Significant decrease found in oral and intestinal microbial diversity during chemotherapy.

Significant decrease found in oral and intestinal microbial diversity during chemotherapy.

Scientists have recently revealed that a patient’s microbial diversity can be linked to risk of infection during induction chemotherapy, even before cancer treatment begins.

Jessica Galloway-Peña, PhD, fellow in the Department of Infectious Diseases, Infection Control and Employee Health at The University of Texas MD Anderson Cancer Center, and colleagues showed that the disruption of the microbiome by illness or through the administration of treatment can often lead to negative side effects for patients, particularly in immunocompromised cancer patients with an increased probability for infectious complications.

The microbiome encompasses all of the microscopic organisms present in association with the human body. Many microorganisms live peaceably within their human hosts, as well as living in equilibrium with other microorganisms in order to provide functions crucial to human survival and well-being.

“We found the baseline microbial diversities from stool samples were significantly lower in patients that developed infections during chemotherapy compared to those that did not,” Galloway-Peña said. “Additionally, there is a significant decrease in oral and intestinal microbial diversity over the course of chemotherapy.”

In addition to the decreased microbial diversity, researchers observed an increased presence of specific groups of microorganisms known to cause infection. In those cases, patients’ intestinal microbiomes would be taken over by those infection-causing microorganisms.

Patients that were able to maintain a healthy microbiome remained infection free in the 90 days post chemotherapy. Furthermore, it was found that certain antibiotics called carbapenems were responsible for the most significant decreases in microbial diversity.

“This study shows that in the future doctors could use microbiome sampling in order to predict the chance of infectious complications during chemotherapy, and that monitoring of a patient’s microbiome during induction chemotherapy could also predict their risk for microbial related illness during subsequent treatments,” Galloway-Peña said.

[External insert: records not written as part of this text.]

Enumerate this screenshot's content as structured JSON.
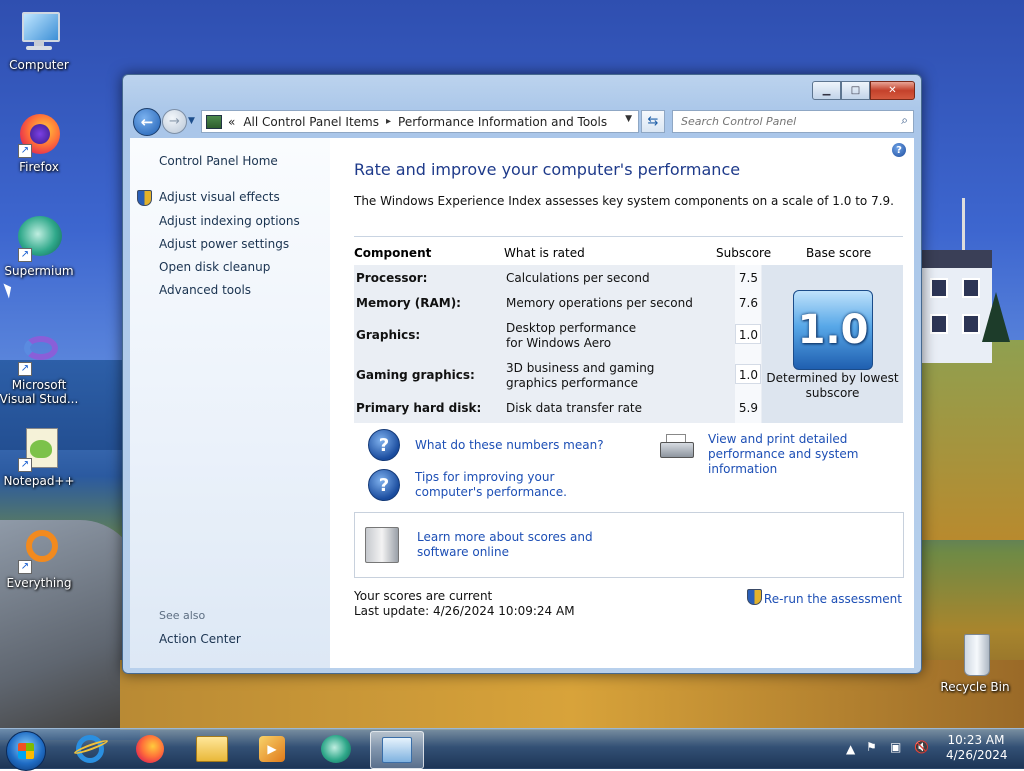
{
  "desktop": {
    "icons": [
      {
        "label": "Computer"
      },
      {
        "label": "Firefox"
      },
      {
        "label": "Supermium"
      },
      {
        "label": "Microsoft Visual Stud..."
      },
      {
        "label": "Notepad++"
      },
      {
        "label": "Everything"
      },
      {
        "label": "Recycle Bin"
      }
    ]
  },
  "window": {
    "buttons": {
      "minimize": "▁",
      "maximize": "□",
      "close": "✕"
    },
    "address": {
      "chevron": "«",
      "crumbs": [
        "All Control Panel Items",
        "Performance Information and Tools"
      ],
      "separator": "▸"
    },
    "search_placeholder": "Search Control Panel",
    "sidebar": {
      "home": "Control Panel Home",
      "links": [
        "Adjust visual effects",
        "Adjust indexing options",
        "Adjust power settings",
        "Open disk cleanup",
        "Advanced tools"
      ],
      "see_also": "See also",
      "action_center": "Action Center"
    },
    "content": {
      "title": "Rate and improve your computer's performance",
      "description": "The Windows Experience Index assesses key system components on a scale of 1.0 to 7.9.",
      "table": {
        "headers": {
          "component": "Component",
          "what": "What is rated",
          "subscore": "Subscore",
          "base": "Base score"
        },
        "rows": [
          {
            "component": "Processor:",
            "what": "Calculations per second",
            "subscore": "7.5"
          },
          {
            "component": "Memory (RAM):",
            "what": "Memory operations per second",
            "subscore": "7.6"
          },
          {
            "component": "Graphics:",
            "what": "Desktop performance for Windows Aero",
            "subscore": "1.0"
          },
          {
            "component": "Gaming graphics:",
            "what": "3D business and gaming graphics performance",
            "subscore": "1.0"
          },
          {
            "component": "Primary hard disk:",
            "what": "Disk data transfer rate",
            "subscore": "5.9"
          }
        ],
        "base_score": "1.0",
        "base_note": "Determined by lowest subscore"
      },
      "links": {
        "numbers": "What do these numbers mean?",
        "tips": "Tips for improving your computer's performance.",
        "print": "View and print detailed performance and system information",
        "learn": "Learn more about scores and software online"
      },
      "status": {
        "current": "Your scores are current",
        "last_update": "Last update: 4/26/2024 10:09:24 AM"
      },
      "rerun": "Re-run the assessment"
    }
  },
  "taskbar": {
    "clock_time": "10:23 AM",
    "clock_date": "4/26/2024"
  }
}
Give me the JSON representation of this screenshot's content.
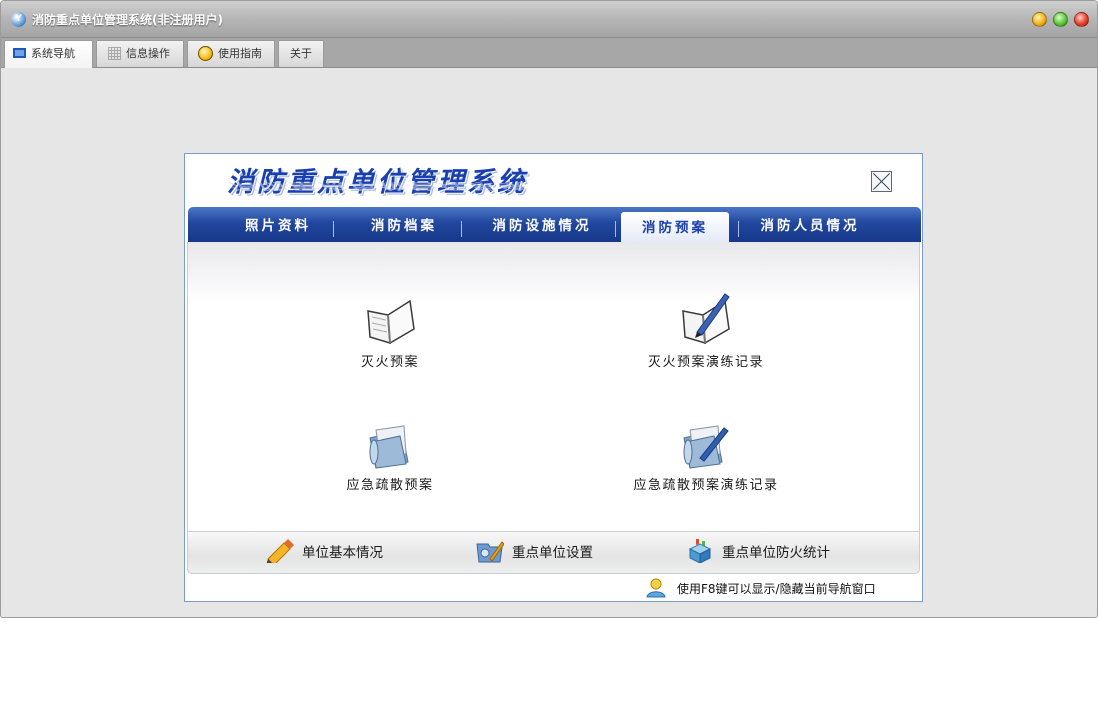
{
  "window": {
    "title": "消防重点单位管理系统(非注册用户)",
    "app_icon_glyph": "Y"
  },
  "top_tabs": [
    {
      "label": "系统导航",
      "icon": "monitor-icon"
    },
    {
      "label": "信息操作",
      "icon": "grid-icon"
    },
    {
      "label": "使用指南",
      "icon": "info-ball-icon"
    },
    {
      "label": "关于",
      "icon": ""
    }
  ],
  "panel": {
    "brand": "消防重点单位管理系统",
    "tabs": [
      "照片资料",
      "消防档案",
      "消防设施情况",
      "消防预案",
      "消防人员情况"
    ],
    "active_tab": "消防预案",
    "items": [
      {
        "label": "灭火预案",
        "icon": "open-book-icon"
      },
      {
        "label": "灭火预案演练记录",
        "icon": "book-with-pen-icon"
      },
      {
        "label": "应急疏散预案",
        "icon": "scroll-folder-icon"
      },
      {
        "label": "应急疏散预案演练记录",
        "icon": "scroll-folder-pen-icon"
      }
    ],
    "bottom": [
      {
        "label": "单位基本情况",
        "icon": "pencil-icon"
      },
      {
        "label": "重点单位设置",
        "icon": "folder-tools-icon"
      },
      {
        "label": "重点单位防火统计",
        "icon": "chart-cube-icon"
      }
    ],
    "hint": "使用F8键可以显示/隐藏当前导航窗口"
  },
  "colors": {
    "tab_blue": "#21479e",
    "brand_blue": "#1a3fae"
  }
}
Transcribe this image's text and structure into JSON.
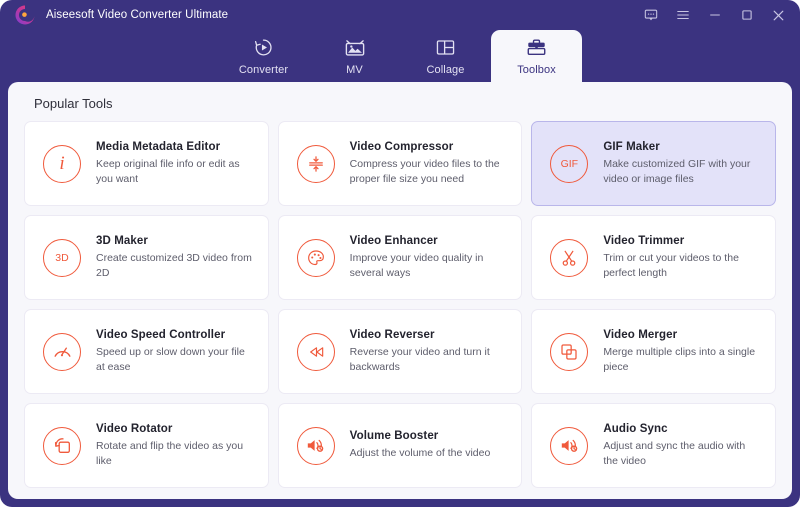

Moreover, these patients receive high amounts of antibiotics, approximately 5 different antibiotics were received per patient in this particular study, due to the high susceptibility to infection.

Monitoring the microbiome could potentially decrease the overutilization of antimicrobials by placing patients into a low and high risk group, as well as be used to predict forthcoming infections.